Answers 1Add Yours
In Chapter Two, Ralph announces that they will have to establish rules, not only in meetings, but also to organize day-to-day life. He states that, in meetings, the boys will have to raise their hands, like in school, so as to ensure that they speak one at a time. The boy whose turn it is to speak will receive the conch shell, which he will hold while talking, and then will pass it along to the next speaker.
Ralph reassures the boys that the island is theirs-and until the grown-ups come they will have fun. He says that their goal while stranded shall be twofold: one, they should try to ensure their rescue, and two, they should try to have fun. Ralph then suggests that they build a fire on the top of the mountain, for the smoke will signal their presence to passing ships.

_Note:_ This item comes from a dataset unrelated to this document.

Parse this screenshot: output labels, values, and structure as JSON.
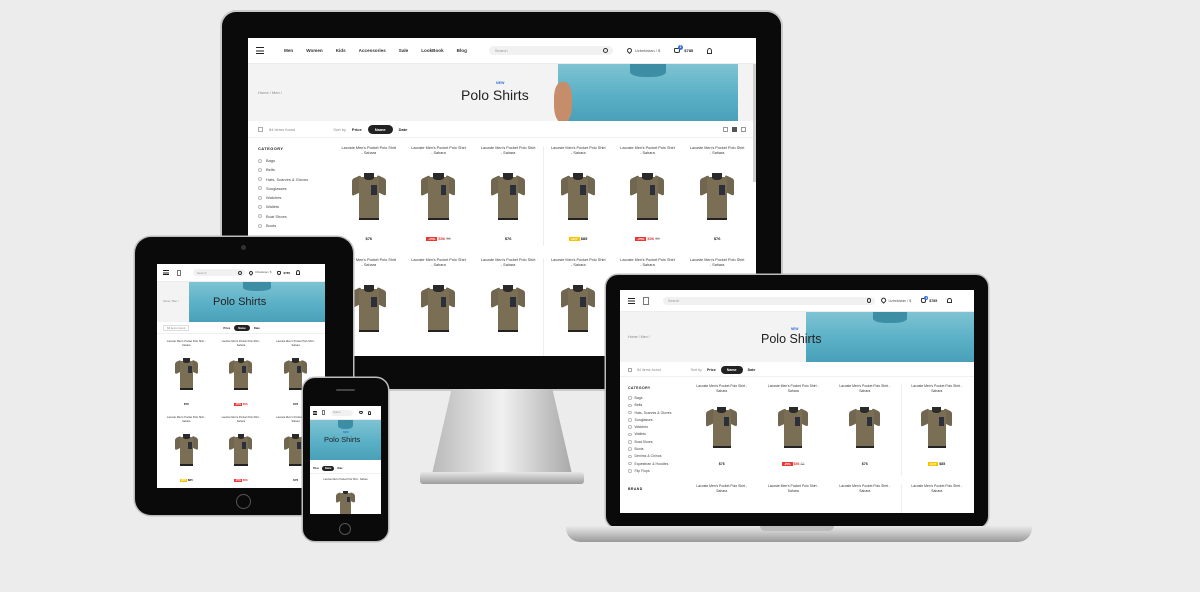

The "government" established by Ralph develops during this chapter. Golding uses these developments to signal that the island is becoming a society with rules that mirror Western democratic culture. The conch shell, which authorizes its holder to speak and is available to all, is a particular symbol of the ideal of democratic freedom and equality. But, since Ralph decides who gets possession of the conch, the freedoms of the island are decided by authority. Though Ralph is a benevolent leader, the implication here is that democracy still depends on its leaders for justice.